Jewett’s short story, “A White Heron” provides one main loophole surrounding the character Sylvia. Her ability as a young girl to befriend a stranger is very bold, but at the same time, very welcoming. Sylvia approach by the stranger leaves her with one struggling question, should she give up the white heron and gain the stranger’s money and friendship? Or should she let the white heron go? Significantly, the question that is presented to the nine year old Sylvia becomes a question of her loophole. This would be her chance to determine her way of escaping some aspect of her; her way of letting go something.

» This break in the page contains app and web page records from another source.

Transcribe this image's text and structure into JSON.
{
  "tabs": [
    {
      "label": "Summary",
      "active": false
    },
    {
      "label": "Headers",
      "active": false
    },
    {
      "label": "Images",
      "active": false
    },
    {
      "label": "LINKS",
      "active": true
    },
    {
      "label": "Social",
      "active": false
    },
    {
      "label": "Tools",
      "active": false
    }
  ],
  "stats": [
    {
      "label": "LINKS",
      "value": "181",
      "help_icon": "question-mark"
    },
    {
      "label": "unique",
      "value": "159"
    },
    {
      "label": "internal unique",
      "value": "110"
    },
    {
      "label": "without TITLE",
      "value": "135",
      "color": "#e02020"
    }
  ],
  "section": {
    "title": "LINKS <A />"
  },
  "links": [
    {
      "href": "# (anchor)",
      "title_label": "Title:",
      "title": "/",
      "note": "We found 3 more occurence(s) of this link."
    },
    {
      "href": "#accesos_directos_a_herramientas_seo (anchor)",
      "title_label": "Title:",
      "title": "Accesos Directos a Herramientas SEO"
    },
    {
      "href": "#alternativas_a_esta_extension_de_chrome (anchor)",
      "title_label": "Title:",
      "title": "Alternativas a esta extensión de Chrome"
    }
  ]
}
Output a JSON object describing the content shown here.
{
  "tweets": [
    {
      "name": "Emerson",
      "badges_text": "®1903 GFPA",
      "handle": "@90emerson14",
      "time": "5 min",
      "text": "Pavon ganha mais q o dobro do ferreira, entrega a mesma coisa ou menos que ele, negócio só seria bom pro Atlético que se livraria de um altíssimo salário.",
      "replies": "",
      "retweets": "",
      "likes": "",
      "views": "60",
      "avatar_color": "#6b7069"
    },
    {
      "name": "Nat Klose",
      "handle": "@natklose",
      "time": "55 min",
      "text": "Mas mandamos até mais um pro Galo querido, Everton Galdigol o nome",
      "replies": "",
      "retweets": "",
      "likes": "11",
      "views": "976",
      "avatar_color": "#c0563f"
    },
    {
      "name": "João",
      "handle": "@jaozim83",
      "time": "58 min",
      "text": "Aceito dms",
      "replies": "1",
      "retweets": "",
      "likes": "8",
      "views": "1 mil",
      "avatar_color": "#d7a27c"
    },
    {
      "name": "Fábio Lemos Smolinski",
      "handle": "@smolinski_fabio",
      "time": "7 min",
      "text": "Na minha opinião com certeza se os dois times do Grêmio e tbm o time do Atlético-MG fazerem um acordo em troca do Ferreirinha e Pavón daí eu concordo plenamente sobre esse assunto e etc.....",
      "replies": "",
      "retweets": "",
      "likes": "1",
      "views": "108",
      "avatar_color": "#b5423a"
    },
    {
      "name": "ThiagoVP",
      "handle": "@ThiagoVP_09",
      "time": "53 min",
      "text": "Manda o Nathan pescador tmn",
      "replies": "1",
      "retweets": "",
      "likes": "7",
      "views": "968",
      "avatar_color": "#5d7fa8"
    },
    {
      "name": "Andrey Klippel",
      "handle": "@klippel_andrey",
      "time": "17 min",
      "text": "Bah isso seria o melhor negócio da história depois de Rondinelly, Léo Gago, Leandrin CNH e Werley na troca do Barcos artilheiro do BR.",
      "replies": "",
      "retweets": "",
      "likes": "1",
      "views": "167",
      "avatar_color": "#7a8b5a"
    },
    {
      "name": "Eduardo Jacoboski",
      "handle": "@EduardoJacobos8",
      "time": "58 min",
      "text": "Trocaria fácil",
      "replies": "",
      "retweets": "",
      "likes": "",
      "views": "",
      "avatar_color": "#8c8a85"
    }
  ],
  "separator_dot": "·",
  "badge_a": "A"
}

It is Sylvia’s silence that ultimately becomes her loophole. The story goes on to explain, “But Sylvia does not speak after all, though the old grandmother fretfully rebukes her, and the young man’s kind, appealing eyes are looking straight in her own. He can make them rich with money; he has promised it, and they are poor now. He is so well worth making happy, and he waits to hear the story she can tell,” in order to say that Sylvia is in charge of her own life. She has a life changing opportunity to tell the stranger where the white heron is, but it is her silence that ultimately becomes golden. She keeps in silence because her conscience that allows her to ponder about the end result of the situation.
Sylvia’s silence is what makes her escape because the stranger eventually leaves empty handed and the white heron remains. She is just nine years old and having to put in a position of an adult in many ways throughout the story, especially in the decision she made. Therefore, her silence allows her to remain a youth in the end of the story. Instead of using words, she uses her mind, which could be the way she finds that loophole to escape from the things around her and the things she’s seen. Ultimately, Sylvia remains Sylvia, meaning she doesn’t evolve into a different person because of her choices.